INFORMATION SUPPLIED Block Start

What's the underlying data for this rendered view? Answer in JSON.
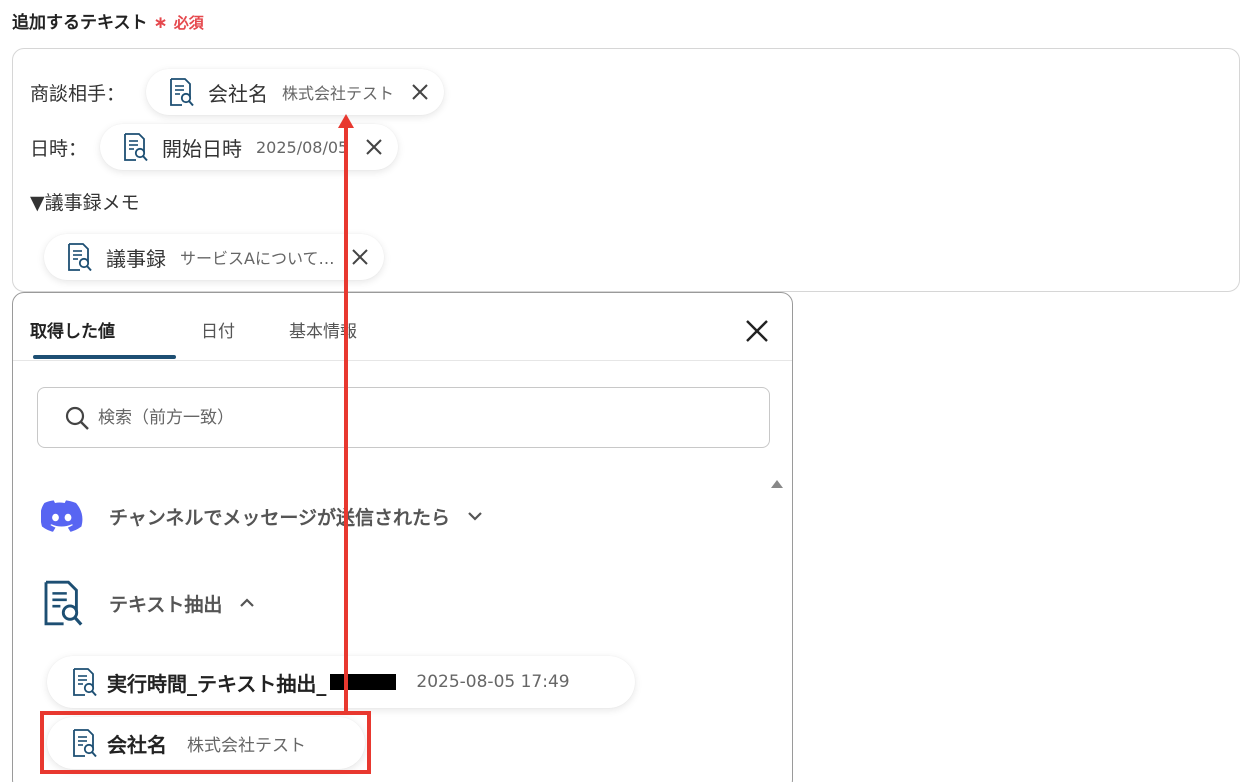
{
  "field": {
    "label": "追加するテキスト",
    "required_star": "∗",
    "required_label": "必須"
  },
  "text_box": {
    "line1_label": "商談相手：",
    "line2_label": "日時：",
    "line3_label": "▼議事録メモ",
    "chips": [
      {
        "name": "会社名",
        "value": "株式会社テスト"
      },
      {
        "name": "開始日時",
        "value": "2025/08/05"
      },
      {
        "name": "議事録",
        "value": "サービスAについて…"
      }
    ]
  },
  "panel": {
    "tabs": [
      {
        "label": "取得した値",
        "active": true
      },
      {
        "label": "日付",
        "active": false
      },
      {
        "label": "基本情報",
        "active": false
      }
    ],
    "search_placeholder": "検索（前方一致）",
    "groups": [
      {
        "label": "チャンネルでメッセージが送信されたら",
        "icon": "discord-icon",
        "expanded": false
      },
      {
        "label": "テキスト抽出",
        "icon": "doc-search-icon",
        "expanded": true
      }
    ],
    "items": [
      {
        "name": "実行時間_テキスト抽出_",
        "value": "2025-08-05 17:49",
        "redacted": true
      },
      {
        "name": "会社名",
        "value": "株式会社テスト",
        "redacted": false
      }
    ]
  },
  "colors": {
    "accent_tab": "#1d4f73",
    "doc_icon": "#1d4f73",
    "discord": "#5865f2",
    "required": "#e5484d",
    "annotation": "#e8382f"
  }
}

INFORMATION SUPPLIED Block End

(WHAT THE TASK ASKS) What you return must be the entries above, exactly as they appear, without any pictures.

(REPLY TO THE EXERCISE)
What's the underlying data for this rendered view? Answer in JSON.
{
  "field": {
    "label": "追加するテキスト",
    "required_star": "∗",
    "required_label": "必須"
  },
  "text_box": {
    "line1_label": "商談相手：",
    "line2_label": "日時：",
    "line3_label": "▼議事録メモ",
    "chips": [
      {
        "name": "会社名",
        "value": "株式会社テスト"
      },
      {
        "name": "開始日時",
        "value": "2025/08/05"
      },
      {
        "name": "議事録",
        "value": "サービスAについて…"
      }
    ]
  },
  "panel": {
    "tabs": [
      {
        "label": "取得した値",
        "active": true
      },
      {
        "label": "日付",
        "active": false
      },
      {
        "label": "基本情報",
        "active": false
      }
    ],
    "search_placeholder": "検索（前方一致）",
    "groups": [
      {
        "label": "チャンネルでメッセージが送信されたら",
        "icon": "discord-icon",
        "expanded": false
      },
      {
        "label": "テキスト抽出",
        "icon": "doc-search-icon",
        "expanded": true
      }
    ],
    "items": [
      {
        "name": "実行時間_テキスト抽出_",
        "value": "2025-08-05 17:49",
        "redacted": true
      },
      {
        "name": "会社名",
        "value": "株式会社テスト",
        "redacted": false
      }
    ]
  },
  "colors": {
    "accent_tab": "#1d4f73",
    "doc_icon": "#1d4f73",
    "discord": "#5865f2",
    "required": "#e5484d",
    "annotation": "#e8382f"
  }
}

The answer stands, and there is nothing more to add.